Instructions to follow: Determine which lines of the records include the word "What", and copy them.

Records for this exercise:
Segment Open
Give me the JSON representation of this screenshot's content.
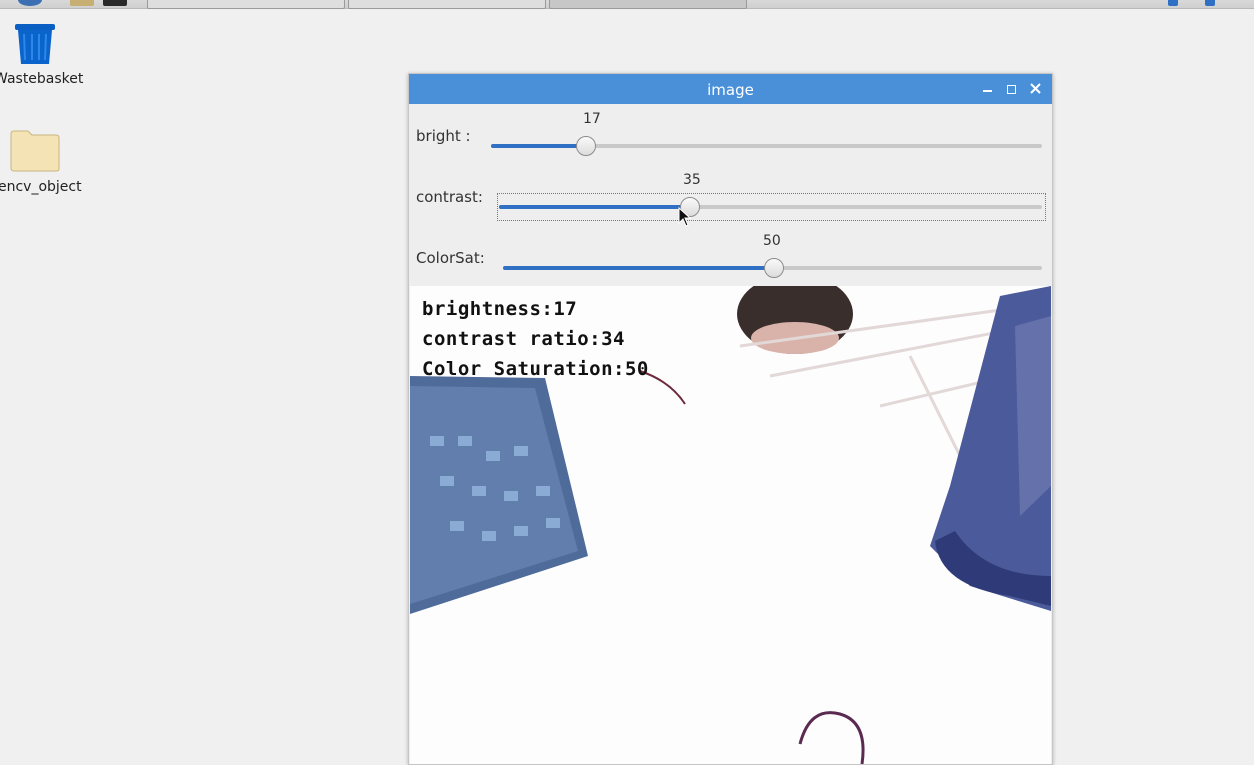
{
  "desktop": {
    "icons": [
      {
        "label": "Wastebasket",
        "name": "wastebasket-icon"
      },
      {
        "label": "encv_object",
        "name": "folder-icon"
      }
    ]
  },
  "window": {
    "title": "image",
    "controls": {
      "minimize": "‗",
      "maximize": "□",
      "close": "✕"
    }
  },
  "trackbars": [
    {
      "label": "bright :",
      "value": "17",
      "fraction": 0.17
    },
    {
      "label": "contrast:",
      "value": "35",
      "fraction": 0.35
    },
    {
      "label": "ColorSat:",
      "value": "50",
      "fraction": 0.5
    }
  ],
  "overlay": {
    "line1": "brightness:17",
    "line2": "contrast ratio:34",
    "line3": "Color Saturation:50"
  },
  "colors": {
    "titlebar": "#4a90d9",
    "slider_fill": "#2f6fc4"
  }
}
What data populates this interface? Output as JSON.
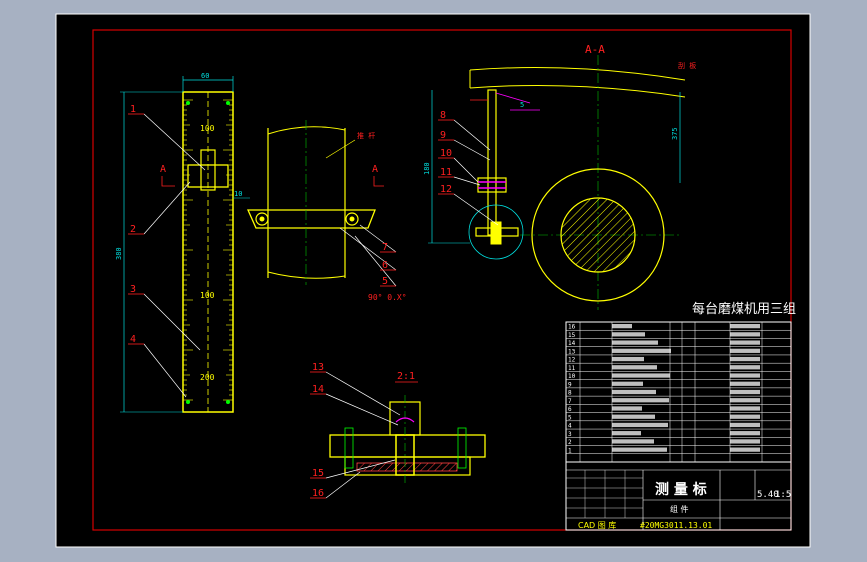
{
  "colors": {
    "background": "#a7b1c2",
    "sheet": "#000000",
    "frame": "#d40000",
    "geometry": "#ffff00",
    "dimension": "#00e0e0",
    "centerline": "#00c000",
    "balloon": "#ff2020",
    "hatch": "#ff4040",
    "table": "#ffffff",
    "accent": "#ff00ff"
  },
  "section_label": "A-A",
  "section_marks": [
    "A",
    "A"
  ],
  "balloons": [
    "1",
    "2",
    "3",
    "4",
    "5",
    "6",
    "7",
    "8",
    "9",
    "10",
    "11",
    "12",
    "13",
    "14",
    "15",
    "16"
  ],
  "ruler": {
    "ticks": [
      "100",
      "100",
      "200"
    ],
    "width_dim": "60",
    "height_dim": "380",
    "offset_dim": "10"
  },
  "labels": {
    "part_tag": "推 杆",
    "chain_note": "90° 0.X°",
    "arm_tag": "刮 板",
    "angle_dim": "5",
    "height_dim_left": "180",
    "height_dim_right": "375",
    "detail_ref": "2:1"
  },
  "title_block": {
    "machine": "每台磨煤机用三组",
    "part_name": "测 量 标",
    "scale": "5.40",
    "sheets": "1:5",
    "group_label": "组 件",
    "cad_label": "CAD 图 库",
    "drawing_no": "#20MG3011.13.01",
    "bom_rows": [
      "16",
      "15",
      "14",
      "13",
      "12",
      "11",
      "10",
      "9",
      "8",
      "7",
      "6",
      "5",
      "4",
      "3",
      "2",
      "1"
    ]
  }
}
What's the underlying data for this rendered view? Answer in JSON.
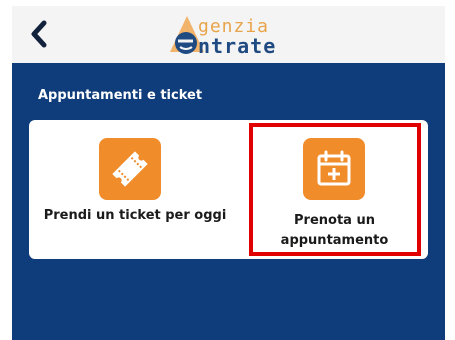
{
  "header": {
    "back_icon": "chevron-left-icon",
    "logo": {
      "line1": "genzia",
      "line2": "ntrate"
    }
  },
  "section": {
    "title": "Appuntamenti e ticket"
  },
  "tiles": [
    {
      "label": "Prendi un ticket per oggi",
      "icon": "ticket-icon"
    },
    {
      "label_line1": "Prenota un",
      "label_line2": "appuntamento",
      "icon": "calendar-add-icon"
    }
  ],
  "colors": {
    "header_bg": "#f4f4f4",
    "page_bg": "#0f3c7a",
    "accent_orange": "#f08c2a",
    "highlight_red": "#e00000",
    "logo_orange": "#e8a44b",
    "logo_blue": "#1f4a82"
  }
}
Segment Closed
Task response:
What data populates this interface? Output as JSON.
What's the underlying data for this rendered view? Answer in JSON.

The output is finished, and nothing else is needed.